From 1852 to 1860, Catlin flitted from Europe, the Pacific Northwest to South and Central America painting Indians from the Amazon to Patagonia, trying to reconstitute his career. By 1870 Catlin had completed 300 paintings of South American Indians and had re-created from sketches some 300 copies of his original Indian Gallery portraits. “Now I am George Catlin again,” he wrote his brother just before returning to America in 1870. He exhibited his works in 1871 in New York City, then at the Smithsonian Institution later that year.
Although Smithsonian Secretary Joseph Henry did not regard Catlin’s work as serious art but in a primitive vein, he needed them: a fire had just destroyed most of the Smithsonian’s collection of Indian paintings by John Mix Stanley and Charles Bird King. Henry offered Catlin support and a home at the Smithsonian Castle, where he lived for nine months, a failing artist in his mid-70s, white-bearded, walking bent-over with a cane, and destitute. In November 1872, Catlin left Washington to be with his daughters in New Jersey. He died there two months later at age 76. Among his final words to his daughters were, “What will happen to my gallery?”
He died not knowing that he would someday come to be regarded as America’s foremost artist of Native Americans and that the bulk of his works would become part of the permanent collections of the Smithsonian and the National Gallery of Art.
George Catlin summarized the Native American as "an honest, hospitable, faithful, brave, warlike, cruel, revengeful, relentless--yet honourable, contemplative and religious being." Not only did he capture Native Americans in their natural surroundings and magnificent regalia, he fed white civilizations’ growing fascination with Natives and their “vanishing” cultures. His work embodies vital authenticity, as well as great admiration and empathy.
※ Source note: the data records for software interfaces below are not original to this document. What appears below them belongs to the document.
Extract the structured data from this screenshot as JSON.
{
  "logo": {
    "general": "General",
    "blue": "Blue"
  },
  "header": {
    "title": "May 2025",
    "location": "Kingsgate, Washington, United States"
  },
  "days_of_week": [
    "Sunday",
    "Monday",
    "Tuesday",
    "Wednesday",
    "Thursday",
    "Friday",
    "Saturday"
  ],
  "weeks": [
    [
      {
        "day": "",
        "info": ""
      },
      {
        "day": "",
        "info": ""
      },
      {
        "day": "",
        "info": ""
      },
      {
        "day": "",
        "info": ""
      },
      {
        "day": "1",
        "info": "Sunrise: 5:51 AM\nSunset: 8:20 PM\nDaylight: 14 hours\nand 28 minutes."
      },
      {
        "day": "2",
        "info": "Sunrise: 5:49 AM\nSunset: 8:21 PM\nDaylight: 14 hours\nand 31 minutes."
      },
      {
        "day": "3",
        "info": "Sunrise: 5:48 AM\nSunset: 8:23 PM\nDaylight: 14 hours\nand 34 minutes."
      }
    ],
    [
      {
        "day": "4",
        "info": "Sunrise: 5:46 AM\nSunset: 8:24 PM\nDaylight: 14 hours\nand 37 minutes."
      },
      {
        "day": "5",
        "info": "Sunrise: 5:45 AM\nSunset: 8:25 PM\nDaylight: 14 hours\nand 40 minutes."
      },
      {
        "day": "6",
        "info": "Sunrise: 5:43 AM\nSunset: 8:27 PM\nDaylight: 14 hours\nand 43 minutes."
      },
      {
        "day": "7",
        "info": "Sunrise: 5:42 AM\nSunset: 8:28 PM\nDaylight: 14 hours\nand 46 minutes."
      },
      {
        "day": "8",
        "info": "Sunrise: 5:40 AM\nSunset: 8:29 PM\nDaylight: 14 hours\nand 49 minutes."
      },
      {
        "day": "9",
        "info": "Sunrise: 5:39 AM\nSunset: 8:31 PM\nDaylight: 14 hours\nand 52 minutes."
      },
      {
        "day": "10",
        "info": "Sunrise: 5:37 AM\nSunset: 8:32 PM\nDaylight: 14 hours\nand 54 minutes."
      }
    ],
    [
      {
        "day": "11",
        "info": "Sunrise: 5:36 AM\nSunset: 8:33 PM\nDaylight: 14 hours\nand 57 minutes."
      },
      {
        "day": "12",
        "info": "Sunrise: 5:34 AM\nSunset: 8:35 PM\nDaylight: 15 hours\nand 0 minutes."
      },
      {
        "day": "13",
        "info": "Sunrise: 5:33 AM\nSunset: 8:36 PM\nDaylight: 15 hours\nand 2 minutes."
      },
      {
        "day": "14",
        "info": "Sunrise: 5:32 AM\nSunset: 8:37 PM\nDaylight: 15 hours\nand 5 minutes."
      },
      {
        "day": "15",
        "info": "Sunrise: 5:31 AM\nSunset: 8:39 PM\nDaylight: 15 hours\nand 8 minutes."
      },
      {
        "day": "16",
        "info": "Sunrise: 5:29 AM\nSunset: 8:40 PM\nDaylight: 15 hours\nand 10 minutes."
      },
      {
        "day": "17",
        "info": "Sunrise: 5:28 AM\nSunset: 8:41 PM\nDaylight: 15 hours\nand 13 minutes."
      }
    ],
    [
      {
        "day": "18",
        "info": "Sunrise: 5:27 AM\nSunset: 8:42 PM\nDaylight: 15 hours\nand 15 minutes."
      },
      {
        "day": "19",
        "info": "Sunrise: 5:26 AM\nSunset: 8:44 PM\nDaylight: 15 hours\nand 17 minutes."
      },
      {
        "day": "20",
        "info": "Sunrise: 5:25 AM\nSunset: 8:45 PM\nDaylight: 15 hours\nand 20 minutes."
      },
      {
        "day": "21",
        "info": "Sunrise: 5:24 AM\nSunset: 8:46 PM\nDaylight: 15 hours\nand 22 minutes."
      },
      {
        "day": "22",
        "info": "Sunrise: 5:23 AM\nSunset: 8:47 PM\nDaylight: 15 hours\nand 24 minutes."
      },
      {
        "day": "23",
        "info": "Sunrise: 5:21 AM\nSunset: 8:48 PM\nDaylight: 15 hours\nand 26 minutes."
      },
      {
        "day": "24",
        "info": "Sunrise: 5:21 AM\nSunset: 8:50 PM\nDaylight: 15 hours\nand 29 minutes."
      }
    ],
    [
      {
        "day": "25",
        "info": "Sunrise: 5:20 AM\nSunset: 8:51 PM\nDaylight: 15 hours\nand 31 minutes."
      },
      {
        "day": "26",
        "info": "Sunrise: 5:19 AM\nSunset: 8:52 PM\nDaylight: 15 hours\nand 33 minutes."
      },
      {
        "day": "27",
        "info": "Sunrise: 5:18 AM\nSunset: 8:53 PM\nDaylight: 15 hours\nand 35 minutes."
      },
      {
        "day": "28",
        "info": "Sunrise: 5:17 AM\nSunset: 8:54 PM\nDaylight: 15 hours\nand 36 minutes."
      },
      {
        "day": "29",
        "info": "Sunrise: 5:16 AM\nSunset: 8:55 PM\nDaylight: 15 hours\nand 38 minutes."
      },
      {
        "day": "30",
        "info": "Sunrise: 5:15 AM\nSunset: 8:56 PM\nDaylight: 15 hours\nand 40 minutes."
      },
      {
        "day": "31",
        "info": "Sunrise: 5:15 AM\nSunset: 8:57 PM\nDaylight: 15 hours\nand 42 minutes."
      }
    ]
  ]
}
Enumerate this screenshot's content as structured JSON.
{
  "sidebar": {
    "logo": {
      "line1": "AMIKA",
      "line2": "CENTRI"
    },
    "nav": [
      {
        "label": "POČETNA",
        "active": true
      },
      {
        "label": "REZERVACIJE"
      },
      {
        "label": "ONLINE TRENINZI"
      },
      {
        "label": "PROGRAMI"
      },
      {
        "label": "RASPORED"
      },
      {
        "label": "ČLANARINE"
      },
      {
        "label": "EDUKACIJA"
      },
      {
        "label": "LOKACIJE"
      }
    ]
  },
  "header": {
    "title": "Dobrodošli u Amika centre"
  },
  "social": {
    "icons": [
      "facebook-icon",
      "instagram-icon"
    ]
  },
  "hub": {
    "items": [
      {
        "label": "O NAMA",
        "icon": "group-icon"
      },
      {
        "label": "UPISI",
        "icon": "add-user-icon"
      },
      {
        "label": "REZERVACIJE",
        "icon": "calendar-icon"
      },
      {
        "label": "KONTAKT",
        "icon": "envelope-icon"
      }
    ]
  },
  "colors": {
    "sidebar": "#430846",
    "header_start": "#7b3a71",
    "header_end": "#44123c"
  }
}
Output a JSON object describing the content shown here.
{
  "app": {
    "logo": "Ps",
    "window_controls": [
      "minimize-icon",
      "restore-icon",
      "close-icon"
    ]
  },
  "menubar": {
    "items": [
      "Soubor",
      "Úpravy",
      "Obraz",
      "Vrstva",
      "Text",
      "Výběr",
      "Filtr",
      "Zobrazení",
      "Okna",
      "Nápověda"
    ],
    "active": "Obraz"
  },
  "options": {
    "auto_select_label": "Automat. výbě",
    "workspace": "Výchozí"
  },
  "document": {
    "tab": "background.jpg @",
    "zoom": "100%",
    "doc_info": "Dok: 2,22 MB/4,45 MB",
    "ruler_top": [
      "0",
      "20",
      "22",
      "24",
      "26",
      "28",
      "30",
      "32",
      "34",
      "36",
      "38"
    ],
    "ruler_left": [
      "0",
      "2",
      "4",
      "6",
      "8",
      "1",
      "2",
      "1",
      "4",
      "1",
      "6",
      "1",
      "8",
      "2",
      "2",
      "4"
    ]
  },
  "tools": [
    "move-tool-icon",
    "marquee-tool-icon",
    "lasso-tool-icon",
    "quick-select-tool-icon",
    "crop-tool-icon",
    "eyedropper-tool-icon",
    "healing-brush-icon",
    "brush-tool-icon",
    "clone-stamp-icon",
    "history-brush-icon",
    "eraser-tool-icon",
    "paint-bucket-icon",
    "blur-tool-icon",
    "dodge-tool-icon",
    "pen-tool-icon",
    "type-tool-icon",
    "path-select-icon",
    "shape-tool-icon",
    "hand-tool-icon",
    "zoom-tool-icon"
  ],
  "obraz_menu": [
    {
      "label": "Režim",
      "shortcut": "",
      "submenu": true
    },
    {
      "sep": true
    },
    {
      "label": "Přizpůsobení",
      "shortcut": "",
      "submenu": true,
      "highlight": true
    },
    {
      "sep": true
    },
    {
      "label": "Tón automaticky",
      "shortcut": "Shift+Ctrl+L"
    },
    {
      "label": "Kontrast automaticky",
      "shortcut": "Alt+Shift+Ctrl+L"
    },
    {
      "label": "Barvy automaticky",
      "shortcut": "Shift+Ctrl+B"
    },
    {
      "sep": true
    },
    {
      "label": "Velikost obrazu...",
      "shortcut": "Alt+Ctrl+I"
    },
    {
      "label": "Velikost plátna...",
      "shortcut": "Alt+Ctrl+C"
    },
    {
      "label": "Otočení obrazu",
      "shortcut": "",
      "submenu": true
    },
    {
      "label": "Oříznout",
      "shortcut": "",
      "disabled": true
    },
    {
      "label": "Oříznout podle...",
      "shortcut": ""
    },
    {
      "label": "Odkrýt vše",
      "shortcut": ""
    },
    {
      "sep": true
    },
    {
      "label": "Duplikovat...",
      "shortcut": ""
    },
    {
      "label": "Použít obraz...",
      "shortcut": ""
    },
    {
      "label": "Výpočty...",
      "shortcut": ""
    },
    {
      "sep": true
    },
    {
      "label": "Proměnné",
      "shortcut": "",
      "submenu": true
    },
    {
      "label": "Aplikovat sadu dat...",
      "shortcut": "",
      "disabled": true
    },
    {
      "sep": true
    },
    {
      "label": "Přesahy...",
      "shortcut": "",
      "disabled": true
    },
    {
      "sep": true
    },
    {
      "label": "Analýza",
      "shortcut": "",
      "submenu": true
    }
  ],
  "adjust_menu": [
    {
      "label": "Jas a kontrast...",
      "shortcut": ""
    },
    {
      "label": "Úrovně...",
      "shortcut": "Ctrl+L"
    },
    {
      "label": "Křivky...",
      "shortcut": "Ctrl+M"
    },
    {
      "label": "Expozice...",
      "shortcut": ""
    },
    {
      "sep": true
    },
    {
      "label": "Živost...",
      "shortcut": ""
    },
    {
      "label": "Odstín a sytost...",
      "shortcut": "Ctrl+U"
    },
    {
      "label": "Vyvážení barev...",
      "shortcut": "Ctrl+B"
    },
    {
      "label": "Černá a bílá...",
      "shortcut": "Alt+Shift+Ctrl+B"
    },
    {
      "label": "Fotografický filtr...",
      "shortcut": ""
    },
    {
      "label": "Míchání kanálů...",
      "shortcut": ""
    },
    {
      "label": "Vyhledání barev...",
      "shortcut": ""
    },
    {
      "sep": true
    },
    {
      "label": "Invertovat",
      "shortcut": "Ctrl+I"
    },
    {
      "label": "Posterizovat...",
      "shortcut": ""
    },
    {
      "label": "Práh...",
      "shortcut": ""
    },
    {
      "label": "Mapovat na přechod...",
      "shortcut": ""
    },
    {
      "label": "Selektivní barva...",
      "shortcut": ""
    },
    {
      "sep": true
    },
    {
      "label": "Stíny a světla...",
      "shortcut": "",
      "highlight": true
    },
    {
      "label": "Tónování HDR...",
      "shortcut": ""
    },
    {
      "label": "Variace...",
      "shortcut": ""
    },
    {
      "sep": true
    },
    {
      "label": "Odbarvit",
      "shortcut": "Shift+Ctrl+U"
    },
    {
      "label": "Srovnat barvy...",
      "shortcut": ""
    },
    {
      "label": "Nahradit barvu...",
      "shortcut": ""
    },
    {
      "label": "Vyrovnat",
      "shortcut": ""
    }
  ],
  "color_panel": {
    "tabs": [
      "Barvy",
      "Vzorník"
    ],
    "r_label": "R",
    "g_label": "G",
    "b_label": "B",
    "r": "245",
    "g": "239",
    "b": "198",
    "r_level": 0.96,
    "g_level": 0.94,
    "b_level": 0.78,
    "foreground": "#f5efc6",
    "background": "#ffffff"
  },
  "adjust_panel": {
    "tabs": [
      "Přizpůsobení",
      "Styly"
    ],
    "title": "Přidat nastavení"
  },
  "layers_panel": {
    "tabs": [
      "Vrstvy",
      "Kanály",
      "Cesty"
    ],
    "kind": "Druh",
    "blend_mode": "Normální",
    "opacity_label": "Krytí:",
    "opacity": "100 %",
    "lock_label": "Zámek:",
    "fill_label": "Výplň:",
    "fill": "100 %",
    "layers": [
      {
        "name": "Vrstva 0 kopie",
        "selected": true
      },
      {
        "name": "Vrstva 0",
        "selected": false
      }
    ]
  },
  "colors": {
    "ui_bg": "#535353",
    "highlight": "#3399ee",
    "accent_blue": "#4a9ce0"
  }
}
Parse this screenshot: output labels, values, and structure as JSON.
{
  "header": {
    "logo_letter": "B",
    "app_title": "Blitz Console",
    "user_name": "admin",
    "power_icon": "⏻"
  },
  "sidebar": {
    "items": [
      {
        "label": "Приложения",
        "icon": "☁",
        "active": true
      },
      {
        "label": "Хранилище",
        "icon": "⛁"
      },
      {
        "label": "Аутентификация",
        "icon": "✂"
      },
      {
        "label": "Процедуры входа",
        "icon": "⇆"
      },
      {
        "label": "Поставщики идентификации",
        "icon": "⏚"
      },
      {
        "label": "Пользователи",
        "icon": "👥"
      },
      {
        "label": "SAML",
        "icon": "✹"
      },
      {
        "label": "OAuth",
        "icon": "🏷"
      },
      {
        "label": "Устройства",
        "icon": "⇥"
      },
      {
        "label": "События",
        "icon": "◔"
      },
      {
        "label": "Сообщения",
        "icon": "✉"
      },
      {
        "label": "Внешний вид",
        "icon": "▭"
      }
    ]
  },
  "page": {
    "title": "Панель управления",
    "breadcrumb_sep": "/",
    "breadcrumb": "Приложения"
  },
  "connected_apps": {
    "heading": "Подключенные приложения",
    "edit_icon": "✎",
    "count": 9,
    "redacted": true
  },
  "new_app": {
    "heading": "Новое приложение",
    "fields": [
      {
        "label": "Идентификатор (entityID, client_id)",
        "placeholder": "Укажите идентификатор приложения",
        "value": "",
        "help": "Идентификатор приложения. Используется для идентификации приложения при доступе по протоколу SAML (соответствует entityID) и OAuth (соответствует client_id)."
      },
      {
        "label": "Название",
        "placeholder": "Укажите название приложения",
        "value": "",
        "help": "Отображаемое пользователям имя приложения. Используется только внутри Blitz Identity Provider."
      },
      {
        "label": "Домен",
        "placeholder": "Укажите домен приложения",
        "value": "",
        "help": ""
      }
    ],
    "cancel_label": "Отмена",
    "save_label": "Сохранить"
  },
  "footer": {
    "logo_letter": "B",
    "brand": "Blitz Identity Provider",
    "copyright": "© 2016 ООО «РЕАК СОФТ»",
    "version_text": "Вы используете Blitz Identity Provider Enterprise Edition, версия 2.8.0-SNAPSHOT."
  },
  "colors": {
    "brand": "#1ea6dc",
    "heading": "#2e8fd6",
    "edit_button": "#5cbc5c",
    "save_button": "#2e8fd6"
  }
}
Perhaps more than any other artist or writer, he helped to change the perception of Native Americans in white culture in the 1800s.
“Art may mourn when these people are swept from the earth,” Catlin wrote, “and the artists of future ages may look in vain for another race so picturesque in their costumes, their weapons, their colours, their manly games, and their chase.”
© 2019 NOTES FROM THE FRONTIER
Posted December 28, 2019